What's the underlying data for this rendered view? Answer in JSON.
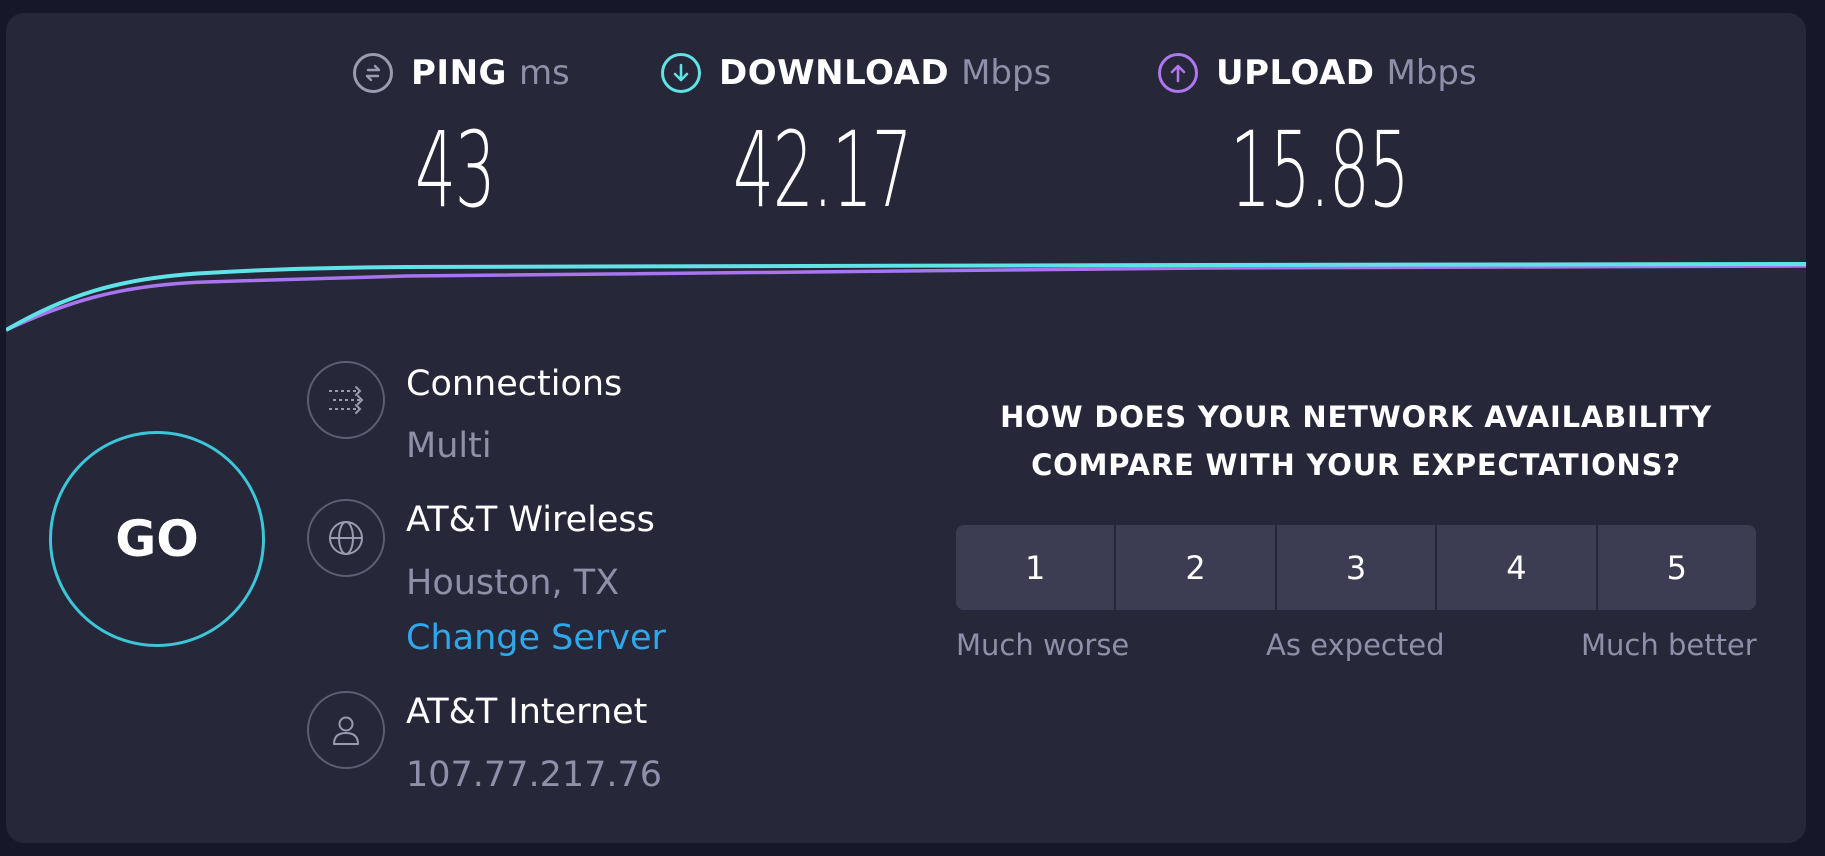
{
  "metrics": {
    "ping": {
      "label": "PING",
      "unit": "ms",
      "value": "43",
      "icon": "ping-icon",
      "color": "#9a9bb0"
    },
    "download": {
      "label": "DOWNLOAD",
      "unit": "Mbps",
      "value": "42.17",
      "icon": "download-arrow-icon",
      "color": "#5fe3e6"
    },
    "upload": {
      "label": "UPLOAD",
      "unit": "Mbps",
      "value": "15.85",
      "icon": "upload-arrow-icon",
      "color": "#b077f0"
    }
  },
  "graph": {
    "download_color": "#5fe3e6",
    "upload_color": "#a874f0"
  },
  "go": {
    "label": "GO",
    "ring_color": "#3cc6d8"
  },
  "connections": {
    "title": "Connections",
    "value": "Multi",
    "icon": "connections-icon"
  },
  "server": {
    "name": "AT&T Wireless",
    "location": "Houston, TX",
    "change_label": "Change Server",
    "icon": "globe-icon"
  },
  "provider": {
    "name": "AT&T Internet",
    "ip": "107.77.217.76",
    "icon": "user-icon"
  },
  "survey": {
    "question_line1": "HOW DOES YOUR NETWORK AVAILABILITY",
    "question_line2": "COMPARE WITH YOUR EXPECTATIONS?",
    "options": [
      "1",
      "2",
      "3",
      "4",
      "5"
    ],
    "label_low": "Much worse",
    "label_mid": "As expected",
    "label_high": "Much better"
  }
}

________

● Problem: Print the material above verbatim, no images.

● Output:
What's the underlying data for this rendered view? Answer in JSON.
{
  "metrics": {
    "ping": {
      "label": "PING",
      "unit": "ms",
      "value": "43",
      "icon": "ping-icon",
      "color": "#9a9bb0"
    },
    "download": {
      "label": "DOWNLOAD",
      "unit": "Mbps",
      "value": "42.17",
      "icon": "download-arrow-icon",
      "color": "#5fe3e6"
    },
    "upload": {
      "label": "UPLOAD",
      "unit": "Mbps",
      "value": "15.85",
      "icon": "upload-arrow-icon",
      "color": "#b077f0"
    }
  },
  "graph": {
    "download_color": "#5fe3e6",
    "upload_color": "#a874f0"
  },
  "go": {
    "label": "GO",
    "ring_color": "#3cc6d8"
  },
  "connections": {
    "title": "Connections",
    "value": "Multi",
    "icon": "connections-icon"
  },
  "server": {
    "name": "AT&T Wireless",
    "location": "Houston, TX",
    "change_label": "Change Server",
    "icon": "globe-icon"
  },
  "provider": {
    "name": "AT&T Internet",
    "ip": "107.77.217.76",
    "icon": "user-icon"
  },
  "survey": {
    "question_line1": "HOW DOES YOUR NETWORK AVAILABILITY",
    "question_line2": "COMPARE WITH YOUR EXPECTATIONS?",
    "options": [
      "1",
      "2",
      "3",
      "4",
      "5"
    ],
    "label_low": "Much worse",
    "label_mid": "As expected",
    "label_high": "Much better"
  }
}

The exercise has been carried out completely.